If Mr. Wright is perpetrating a hoax, it is a rather elaborate one.
To back up his claims, the BBC said Mr. Wright had provided digitally signed messages using cryptographic keys inextricably linked to Bitcoins generated by Satoshi Nakamoto. Mr. Wright also posted evidence on his blog, including a technical walk through of how to verify cryptographic keys.
“I didn’t take the decision lightly to make my identity public,” Mr. Wright said in a news release, “and I want to be clear that I’m doing this because I care so passionately about my work.”
Soon after the stories were published in Wired and Gizmodo, the Australian Federal Police raided Mr. Wright’s home in suburban Sydney in connection with a tax investigation. The Australian tax authorities said at the time that they had determined that Mr. Wright was not Satoshi Nakamoto.
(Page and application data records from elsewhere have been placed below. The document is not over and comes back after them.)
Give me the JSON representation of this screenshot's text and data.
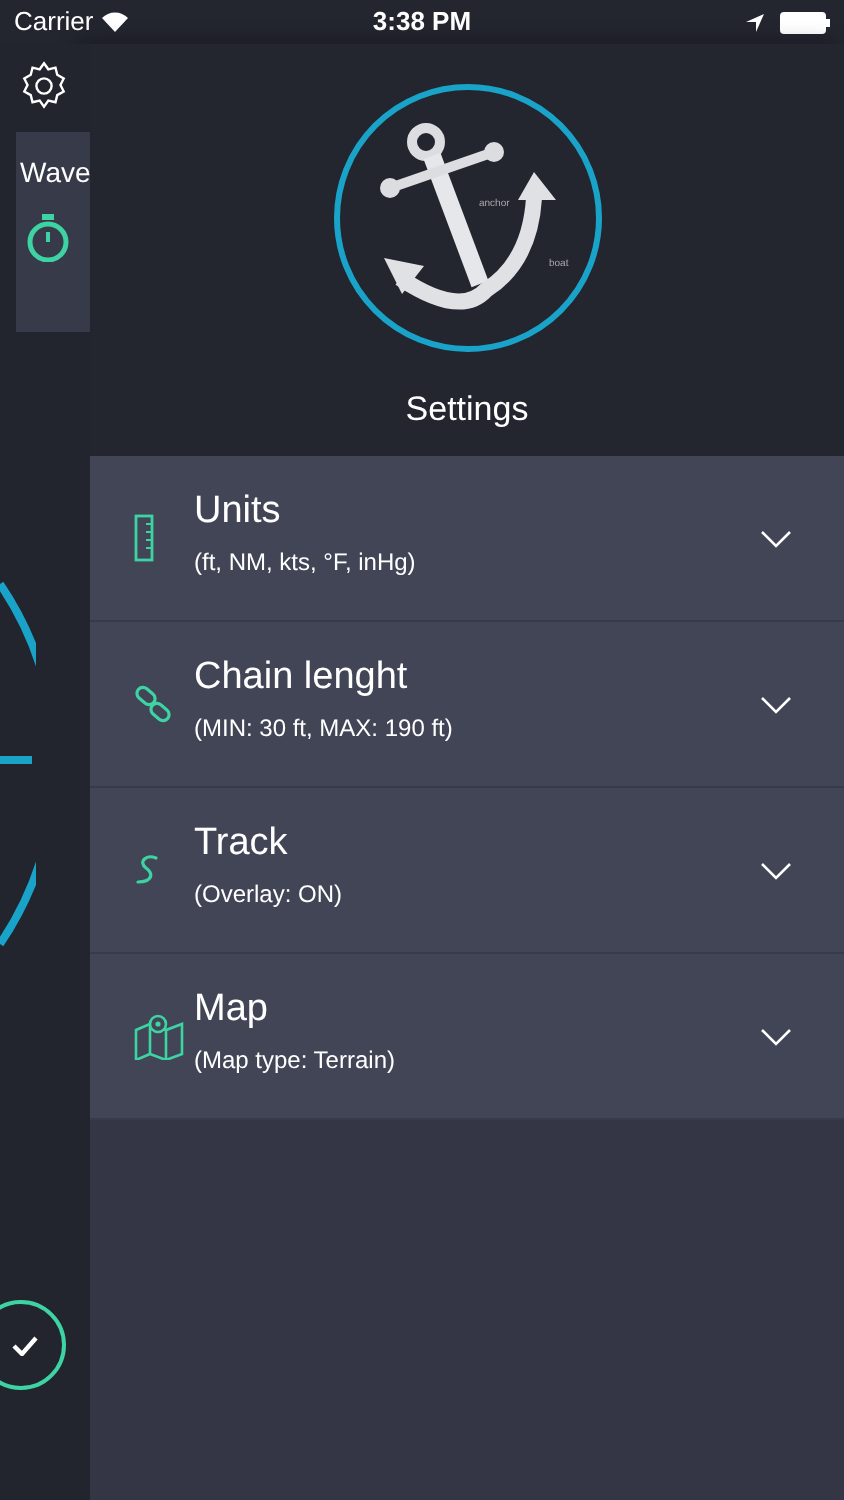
{
  "status_bar": {
    "carrier": "Carrier",
    "time": "3:38 PM"
  },
  "background_screen": {
    "card_title": "Wave"
  },
  "header": {
    "logo_labels": [
      "anchor",
      "boat"
    ],
    "title": "Settings"
  },
  "settings": [
    {
      "kind": "ruler",
      "title": "Units",
      "subtitle": "(ft, NM, kts, °F, inHg)",
      "expanded": false
    },
    {
      "kind": "chain",
      "title": "Chain lenght",
      "subtitle": "(MIN: 30 ft, MAX: 190 ft)",
      "expanded": false
    },
    {
      "kind": "track",
      "title": "Track",
      "subtitle": "(Overlay: ON)",
      "expanded": false
    },
    {
      "kind": "map",
      "title": "Map",
      "subtitle": "(Map type: Terrain)",
      "expanded": false
    }
  ]
}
Gavin Andresen, who succeeded Satoshi Nakamoto as the lead Bitcoin developer, wrote Monday on his blog that he believed Mr. Wright’s claim. Mr. Andresen has pushed for a bigger Bitcoin, a strategy Mr. Wright also appears to back.
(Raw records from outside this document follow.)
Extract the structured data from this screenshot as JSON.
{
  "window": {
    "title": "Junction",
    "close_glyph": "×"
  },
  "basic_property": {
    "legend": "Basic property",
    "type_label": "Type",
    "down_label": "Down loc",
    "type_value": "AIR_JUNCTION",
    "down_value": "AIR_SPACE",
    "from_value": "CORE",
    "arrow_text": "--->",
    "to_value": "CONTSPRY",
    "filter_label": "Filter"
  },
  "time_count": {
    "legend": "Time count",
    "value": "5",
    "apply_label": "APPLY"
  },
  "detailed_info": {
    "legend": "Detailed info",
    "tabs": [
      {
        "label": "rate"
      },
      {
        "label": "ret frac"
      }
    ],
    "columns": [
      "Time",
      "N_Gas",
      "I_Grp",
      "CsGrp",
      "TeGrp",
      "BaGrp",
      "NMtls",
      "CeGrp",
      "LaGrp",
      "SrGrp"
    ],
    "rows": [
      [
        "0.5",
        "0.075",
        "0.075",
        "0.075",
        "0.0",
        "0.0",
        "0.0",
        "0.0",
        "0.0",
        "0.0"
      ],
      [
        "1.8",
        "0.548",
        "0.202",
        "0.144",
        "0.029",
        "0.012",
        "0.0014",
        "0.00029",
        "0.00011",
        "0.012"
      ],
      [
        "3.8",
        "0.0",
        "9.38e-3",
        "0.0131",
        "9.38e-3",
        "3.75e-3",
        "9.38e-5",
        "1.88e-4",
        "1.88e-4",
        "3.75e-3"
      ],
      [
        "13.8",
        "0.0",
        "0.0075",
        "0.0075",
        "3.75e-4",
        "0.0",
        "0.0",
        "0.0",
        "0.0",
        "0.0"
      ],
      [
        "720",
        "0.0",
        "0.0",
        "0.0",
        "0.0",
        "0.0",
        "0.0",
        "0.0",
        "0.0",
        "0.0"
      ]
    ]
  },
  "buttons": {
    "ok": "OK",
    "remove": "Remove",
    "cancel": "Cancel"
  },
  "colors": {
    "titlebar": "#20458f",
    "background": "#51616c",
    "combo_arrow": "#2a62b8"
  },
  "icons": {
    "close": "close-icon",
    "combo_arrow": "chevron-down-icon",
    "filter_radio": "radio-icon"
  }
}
“After spending time with him, I am convinced beyond a reasonable doubt: Craig Wright is Satoshi,” Mr. Andresen wrote. “During our meeting, I saw the brilliant, opinionated, focused, generous — and privacy-seeking — person that matches the Satoshi I worked with six years ago.
But the Bitcoin community was not in consensus.
Another of the leading developers working on Bitcoin’s basic software, Gregory Maxwell, said that the evidence presented by Mr. Wright was not enough to convince him. “It demonstrates no connection between this person and Bitcoin’s creation,” Mr. Maxwell wrote in an email to the Times.
A programmer who is in charge of the Bitcoin discussion boards, Michael Marquardt, wrote on Reddit — under the screen name “theymos” — that Mr. Wright’s new writings suggest an effort to deceive the public. And the main Reddit page dedicated to Bitcoin was full of discussion on Monday about the legitimacy of Mr. Wright’s claims.
“Altogether, the weight of the new evidence tips the scales very little, and the scales were already stacked against him being Satoshi,” said Jeremy Clark, an assistant professor at the Concordia Institute for Information Systems Engineering in Montreal.